- Arsenic (As) and lead (Pb) are potentially toxic elements capable of developing several diseases in human beings such as cancer. Several adsorbent materials, including biochars, have been adopted as alternative measures designed to reduce the availability of As and Pb in water. The retention capacity of potentially toxic elements in biochars varies according to time, feedstock, and the pyrolysis temperature to produce the biochar. Our objectives in this study were to evaluate i) the aging effect of sugarcane straw pyrolyzed biochars at 350 (BC350), 550 (BC550), and 750 °C (BC750) and their ability to immobilize As and Pb; and ii) how the pyrolysis temperature and biochar aging alter the carbon content and quality of the solution and sediment. Biochars were applied at 5% (w/w), and their aging together with As and Pb immobilization effects were evaluated every 45 days over a total period of 180 days. The results were obtained using visible ultraviolet spectroscopy and diffuse reflectance infrared Fourier transform spectroscopy combined with physical fractionation of organic matter and multivariate statistics. The groups formed in the Principal Component Analysis indicated that the change in the availability of As and Pb was related to the aging of the biochar and the temporal changes in the content and quality of organic carbon in the sediment and solution. The pyrolysis temperature was a key factor in the (im)mobilization capacity of As and Pb during the aging of the biochar.
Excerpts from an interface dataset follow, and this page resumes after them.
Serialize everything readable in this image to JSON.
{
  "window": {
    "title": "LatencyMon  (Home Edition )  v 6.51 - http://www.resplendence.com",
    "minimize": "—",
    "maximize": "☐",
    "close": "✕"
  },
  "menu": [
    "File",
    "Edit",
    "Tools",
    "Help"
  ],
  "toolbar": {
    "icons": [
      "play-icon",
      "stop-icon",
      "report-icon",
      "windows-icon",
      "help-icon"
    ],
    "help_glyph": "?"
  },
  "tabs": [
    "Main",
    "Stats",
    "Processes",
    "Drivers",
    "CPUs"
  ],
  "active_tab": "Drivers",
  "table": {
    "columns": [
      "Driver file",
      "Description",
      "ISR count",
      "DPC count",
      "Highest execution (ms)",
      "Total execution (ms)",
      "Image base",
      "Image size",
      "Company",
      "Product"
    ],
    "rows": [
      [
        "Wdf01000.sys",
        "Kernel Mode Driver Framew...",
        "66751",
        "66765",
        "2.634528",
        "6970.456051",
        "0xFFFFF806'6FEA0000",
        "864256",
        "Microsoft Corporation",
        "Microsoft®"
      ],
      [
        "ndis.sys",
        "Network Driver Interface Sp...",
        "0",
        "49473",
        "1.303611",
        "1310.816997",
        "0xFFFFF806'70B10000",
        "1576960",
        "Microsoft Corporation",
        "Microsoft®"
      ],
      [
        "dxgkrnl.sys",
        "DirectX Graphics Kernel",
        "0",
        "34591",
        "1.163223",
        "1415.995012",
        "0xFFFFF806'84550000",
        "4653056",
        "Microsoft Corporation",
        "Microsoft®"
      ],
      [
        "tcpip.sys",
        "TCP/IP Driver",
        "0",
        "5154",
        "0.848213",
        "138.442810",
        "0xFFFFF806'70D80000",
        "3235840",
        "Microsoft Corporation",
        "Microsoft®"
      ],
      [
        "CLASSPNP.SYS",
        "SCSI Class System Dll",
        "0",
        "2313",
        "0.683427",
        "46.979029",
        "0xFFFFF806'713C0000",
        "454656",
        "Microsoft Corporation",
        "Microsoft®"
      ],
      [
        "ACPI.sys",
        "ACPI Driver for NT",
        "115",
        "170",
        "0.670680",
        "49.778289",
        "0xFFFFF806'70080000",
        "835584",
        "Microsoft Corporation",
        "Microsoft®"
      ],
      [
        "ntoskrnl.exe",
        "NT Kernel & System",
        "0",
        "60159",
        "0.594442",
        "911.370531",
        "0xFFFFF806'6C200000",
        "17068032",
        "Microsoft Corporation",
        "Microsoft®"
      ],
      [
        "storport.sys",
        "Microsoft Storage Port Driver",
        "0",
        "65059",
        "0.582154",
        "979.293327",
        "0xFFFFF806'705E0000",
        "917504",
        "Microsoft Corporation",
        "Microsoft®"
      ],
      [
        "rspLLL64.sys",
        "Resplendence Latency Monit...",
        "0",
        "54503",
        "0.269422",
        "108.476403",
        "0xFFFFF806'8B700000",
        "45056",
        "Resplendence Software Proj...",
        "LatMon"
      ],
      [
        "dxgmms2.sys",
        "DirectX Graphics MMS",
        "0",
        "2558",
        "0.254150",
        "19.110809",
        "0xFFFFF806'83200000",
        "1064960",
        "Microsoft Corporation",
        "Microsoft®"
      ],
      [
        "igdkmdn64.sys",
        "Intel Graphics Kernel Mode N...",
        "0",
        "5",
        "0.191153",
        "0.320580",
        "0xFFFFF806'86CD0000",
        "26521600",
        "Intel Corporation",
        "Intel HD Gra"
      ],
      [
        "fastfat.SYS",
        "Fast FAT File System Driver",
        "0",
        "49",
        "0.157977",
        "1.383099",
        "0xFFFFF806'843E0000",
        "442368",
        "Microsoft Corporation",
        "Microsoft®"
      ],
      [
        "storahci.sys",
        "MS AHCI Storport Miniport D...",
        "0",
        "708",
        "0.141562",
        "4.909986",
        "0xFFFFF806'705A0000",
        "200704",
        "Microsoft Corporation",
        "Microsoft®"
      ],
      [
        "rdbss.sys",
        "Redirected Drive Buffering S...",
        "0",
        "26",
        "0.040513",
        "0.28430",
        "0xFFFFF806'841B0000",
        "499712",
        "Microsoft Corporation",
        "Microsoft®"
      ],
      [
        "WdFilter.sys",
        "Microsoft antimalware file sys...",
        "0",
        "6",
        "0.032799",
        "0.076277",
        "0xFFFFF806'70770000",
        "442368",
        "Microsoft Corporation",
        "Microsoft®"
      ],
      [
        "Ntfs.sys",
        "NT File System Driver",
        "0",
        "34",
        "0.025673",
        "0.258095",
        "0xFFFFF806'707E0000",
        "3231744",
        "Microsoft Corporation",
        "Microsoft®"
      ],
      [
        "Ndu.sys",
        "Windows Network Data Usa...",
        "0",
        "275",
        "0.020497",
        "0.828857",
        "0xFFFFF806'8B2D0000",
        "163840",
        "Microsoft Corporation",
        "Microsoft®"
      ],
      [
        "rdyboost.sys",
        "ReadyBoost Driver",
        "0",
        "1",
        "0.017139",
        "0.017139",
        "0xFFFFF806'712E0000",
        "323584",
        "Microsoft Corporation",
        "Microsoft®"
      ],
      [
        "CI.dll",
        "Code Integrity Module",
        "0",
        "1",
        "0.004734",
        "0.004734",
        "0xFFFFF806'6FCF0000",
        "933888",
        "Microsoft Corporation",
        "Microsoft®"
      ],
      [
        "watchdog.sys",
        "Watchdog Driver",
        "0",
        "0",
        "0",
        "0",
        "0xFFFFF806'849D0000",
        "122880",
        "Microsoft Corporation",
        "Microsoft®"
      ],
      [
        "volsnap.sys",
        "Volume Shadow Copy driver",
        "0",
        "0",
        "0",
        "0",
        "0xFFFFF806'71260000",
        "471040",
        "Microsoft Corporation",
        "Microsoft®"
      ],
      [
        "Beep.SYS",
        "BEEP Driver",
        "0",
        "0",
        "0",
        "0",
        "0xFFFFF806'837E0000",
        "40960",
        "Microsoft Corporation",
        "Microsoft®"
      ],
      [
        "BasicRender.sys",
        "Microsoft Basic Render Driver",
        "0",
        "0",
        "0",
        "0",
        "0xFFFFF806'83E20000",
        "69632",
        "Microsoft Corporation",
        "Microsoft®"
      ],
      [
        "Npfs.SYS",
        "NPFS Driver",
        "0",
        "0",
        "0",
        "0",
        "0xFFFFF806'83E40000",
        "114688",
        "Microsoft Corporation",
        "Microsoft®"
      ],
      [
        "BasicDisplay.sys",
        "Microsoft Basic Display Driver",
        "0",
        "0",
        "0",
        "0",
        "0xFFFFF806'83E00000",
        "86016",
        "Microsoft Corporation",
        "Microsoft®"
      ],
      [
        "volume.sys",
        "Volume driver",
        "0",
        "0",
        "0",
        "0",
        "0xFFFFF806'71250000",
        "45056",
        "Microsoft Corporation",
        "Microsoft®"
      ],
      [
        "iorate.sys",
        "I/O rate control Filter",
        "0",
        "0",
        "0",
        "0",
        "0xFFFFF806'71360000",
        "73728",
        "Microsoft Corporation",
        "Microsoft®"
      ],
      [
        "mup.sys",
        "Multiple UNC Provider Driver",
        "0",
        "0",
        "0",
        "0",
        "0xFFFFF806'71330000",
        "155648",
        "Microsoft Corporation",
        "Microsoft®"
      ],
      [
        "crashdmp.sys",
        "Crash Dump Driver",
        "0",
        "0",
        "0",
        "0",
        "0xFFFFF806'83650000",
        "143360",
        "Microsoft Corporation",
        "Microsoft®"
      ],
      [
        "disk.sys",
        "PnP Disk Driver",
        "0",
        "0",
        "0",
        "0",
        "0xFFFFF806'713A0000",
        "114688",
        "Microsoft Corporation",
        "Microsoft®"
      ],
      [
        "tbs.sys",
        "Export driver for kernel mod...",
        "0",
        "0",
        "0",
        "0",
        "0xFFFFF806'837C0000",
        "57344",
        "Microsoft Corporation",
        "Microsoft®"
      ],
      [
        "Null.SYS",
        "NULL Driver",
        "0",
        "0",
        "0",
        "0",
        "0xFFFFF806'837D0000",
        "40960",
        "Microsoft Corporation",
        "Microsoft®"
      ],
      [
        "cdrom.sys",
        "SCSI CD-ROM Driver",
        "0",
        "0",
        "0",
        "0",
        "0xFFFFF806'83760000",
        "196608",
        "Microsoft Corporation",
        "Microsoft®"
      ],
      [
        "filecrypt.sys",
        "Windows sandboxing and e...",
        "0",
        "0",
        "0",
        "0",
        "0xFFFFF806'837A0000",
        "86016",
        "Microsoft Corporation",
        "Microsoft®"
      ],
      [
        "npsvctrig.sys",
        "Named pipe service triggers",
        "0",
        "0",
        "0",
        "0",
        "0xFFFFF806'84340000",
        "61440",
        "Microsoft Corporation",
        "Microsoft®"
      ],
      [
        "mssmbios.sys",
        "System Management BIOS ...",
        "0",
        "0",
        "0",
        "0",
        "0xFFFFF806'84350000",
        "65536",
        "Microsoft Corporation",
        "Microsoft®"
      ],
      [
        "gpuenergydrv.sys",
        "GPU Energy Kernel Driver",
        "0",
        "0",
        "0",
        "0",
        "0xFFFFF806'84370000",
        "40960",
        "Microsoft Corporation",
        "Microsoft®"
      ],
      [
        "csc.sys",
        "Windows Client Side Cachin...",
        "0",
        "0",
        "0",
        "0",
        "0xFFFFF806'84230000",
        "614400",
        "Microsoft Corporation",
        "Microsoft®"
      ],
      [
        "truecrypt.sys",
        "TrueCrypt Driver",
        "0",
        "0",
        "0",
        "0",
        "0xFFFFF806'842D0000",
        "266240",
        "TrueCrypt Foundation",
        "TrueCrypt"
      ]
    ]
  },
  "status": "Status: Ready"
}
The increase in polysaccharides and organic matter associated with the particulate fraction can enhance the release of As in solution (24%). Increasing the fraction of organic matter associated with minerals reduced the availability of Pb by 58%. These findings may provide new insights into understanding the dynamics of organic matter and its role in the immobilization of As and Pb during biochar aging.